**Problem to solve**
Every line below that holds the string "JSON" should be copied out.

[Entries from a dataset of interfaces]
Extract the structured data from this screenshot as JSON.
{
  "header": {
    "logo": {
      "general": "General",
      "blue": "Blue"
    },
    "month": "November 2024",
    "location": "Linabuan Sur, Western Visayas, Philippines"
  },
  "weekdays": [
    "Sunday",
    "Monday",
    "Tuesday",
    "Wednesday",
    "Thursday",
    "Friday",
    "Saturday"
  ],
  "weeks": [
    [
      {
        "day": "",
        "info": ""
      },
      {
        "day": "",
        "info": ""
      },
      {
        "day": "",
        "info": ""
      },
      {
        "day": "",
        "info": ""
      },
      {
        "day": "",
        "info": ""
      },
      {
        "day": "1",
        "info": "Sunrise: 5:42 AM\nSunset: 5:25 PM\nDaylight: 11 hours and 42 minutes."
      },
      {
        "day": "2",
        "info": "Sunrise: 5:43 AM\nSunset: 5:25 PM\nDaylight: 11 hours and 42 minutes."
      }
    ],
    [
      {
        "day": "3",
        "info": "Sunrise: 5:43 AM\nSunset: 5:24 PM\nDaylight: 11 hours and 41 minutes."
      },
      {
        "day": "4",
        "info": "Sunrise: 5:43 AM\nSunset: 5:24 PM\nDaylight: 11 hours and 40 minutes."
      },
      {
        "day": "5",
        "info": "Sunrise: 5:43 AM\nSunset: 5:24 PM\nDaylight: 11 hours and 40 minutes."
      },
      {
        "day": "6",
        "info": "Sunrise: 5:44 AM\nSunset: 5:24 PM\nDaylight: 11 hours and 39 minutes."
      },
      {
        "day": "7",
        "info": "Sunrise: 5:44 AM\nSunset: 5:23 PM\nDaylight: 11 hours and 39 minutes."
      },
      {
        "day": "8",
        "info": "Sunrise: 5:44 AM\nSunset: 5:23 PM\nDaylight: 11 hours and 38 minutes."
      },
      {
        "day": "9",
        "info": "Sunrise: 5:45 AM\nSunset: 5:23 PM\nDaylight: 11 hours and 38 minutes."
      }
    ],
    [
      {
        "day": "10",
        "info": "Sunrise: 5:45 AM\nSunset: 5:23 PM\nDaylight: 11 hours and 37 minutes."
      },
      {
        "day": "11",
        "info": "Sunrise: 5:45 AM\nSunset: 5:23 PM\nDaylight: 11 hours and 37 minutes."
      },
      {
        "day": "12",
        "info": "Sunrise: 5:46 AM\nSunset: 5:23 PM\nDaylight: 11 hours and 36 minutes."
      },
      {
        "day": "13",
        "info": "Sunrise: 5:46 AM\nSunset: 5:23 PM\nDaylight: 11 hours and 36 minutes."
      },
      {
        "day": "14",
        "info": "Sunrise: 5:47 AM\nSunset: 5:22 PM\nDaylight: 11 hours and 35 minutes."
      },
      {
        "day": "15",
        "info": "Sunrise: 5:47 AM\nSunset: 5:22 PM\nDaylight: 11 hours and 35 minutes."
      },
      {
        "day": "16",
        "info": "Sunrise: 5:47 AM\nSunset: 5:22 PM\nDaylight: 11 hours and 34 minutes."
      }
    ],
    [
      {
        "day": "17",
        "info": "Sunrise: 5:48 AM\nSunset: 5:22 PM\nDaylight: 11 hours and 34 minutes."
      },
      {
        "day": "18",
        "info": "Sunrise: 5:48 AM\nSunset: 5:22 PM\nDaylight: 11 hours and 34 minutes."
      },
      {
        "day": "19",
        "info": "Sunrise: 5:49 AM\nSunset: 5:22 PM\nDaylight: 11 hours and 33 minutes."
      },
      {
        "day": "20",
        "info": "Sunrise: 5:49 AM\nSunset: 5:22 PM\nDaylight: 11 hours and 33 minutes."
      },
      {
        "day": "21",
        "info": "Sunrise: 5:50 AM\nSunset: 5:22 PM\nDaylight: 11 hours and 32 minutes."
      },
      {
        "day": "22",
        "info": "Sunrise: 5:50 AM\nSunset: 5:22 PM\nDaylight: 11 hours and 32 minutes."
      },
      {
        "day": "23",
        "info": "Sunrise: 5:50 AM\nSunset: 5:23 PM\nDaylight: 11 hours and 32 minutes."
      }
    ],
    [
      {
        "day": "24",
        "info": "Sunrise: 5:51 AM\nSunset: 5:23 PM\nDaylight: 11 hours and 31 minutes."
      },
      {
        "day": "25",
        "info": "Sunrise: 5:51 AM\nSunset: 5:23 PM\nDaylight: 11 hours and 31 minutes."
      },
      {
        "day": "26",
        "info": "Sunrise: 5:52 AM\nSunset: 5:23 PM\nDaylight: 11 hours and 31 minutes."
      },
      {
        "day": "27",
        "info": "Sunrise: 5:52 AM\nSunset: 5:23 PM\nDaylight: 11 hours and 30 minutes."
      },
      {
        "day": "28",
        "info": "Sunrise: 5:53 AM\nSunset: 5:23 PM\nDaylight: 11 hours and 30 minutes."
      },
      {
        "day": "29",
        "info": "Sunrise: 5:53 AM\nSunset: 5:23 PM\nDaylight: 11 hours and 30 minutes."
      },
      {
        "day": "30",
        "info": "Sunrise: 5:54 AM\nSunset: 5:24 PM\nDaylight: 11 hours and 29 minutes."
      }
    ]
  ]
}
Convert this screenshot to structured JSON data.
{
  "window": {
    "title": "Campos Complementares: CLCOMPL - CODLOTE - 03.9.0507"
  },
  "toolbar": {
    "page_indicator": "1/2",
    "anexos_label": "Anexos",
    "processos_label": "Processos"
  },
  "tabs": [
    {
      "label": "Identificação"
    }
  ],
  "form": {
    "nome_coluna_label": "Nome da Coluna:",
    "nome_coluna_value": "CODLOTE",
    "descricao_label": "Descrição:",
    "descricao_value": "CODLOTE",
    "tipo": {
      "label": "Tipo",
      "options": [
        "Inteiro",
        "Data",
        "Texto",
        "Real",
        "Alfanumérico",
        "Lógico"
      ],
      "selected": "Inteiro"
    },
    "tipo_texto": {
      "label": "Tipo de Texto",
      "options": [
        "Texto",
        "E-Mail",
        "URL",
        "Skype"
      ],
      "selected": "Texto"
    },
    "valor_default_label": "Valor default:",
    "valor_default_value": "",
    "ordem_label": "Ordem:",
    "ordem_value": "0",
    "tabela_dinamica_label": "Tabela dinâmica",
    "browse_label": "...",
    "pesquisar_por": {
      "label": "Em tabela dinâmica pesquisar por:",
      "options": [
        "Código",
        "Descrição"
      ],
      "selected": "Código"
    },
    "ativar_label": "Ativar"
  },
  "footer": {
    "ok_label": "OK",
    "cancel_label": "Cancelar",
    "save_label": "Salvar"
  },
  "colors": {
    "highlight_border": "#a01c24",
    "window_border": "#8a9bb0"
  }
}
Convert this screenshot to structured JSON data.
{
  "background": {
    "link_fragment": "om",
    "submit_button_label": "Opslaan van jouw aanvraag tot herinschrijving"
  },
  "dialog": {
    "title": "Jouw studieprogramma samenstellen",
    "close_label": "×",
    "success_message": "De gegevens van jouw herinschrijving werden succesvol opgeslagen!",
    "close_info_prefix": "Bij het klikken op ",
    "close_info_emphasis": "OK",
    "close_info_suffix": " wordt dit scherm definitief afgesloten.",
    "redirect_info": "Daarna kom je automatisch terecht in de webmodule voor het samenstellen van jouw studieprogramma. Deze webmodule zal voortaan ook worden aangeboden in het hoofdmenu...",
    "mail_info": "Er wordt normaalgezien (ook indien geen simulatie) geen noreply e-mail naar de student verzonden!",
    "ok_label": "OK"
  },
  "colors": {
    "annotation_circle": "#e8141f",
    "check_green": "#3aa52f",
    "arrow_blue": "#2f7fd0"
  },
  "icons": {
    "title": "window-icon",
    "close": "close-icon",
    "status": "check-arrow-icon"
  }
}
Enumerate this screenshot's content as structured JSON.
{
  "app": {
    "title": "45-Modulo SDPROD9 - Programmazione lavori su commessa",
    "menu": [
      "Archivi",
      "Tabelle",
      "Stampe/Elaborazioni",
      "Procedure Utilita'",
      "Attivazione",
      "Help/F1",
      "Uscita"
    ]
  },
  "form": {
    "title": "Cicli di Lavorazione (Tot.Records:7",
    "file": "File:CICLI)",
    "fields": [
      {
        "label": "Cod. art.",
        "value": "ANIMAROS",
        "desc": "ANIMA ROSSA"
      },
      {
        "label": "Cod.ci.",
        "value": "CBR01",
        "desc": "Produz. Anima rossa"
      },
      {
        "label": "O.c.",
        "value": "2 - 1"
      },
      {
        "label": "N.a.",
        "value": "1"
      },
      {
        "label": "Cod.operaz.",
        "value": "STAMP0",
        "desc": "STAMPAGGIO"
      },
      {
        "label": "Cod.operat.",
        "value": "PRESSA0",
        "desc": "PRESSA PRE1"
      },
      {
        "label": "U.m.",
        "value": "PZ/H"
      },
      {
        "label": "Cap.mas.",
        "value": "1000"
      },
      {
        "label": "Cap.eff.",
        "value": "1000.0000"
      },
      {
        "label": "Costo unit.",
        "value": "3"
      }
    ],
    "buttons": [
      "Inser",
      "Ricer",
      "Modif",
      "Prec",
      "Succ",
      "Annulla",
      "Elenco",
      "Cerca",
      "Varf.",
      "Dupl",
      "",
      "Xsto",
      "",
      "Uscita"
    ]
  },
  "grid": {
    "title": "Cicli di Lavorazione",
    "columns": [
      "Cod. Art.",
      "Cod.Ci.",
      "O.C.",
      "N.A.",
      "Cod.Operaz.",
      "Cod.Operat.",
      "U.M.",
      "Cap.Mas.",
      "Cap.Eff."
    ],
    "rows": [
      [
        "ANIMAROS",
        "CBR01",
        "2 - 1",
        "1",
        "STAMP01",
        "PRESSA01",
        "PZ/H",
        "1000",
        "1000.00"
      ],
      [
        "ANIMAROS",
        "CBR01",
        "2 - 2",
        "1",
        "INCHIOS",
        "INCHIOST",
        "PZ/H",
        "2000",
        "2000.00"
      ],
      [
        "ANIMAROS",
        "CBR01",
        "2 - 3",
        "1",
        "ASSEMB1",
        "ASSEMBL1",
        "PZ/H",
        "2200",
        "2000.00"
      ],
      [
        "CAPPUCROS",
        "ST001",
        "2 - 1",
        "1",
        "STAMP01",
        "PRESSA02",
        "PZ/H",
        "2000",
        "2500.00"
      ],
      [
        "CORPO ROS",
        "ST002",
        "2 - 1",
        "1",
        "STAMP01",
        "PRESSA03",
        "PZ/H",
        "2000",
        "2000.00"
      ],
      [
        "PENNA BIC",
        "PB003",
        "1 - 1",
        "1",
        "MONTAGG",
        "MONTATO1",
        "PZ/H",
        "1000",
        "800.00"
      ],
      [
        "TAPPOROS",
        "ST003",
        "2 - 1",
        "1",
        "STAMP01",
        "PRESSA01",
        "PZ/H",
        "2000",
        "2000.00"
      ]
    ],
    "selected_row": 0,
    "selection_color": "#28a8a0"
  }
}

**Task output**
Extract the structured data from this screenshot as JSON.
Convert this screenshot to structured JSON data.
Convert this screenshot to structured JSON data.
Enumerate this screenshot's content as structured JSON.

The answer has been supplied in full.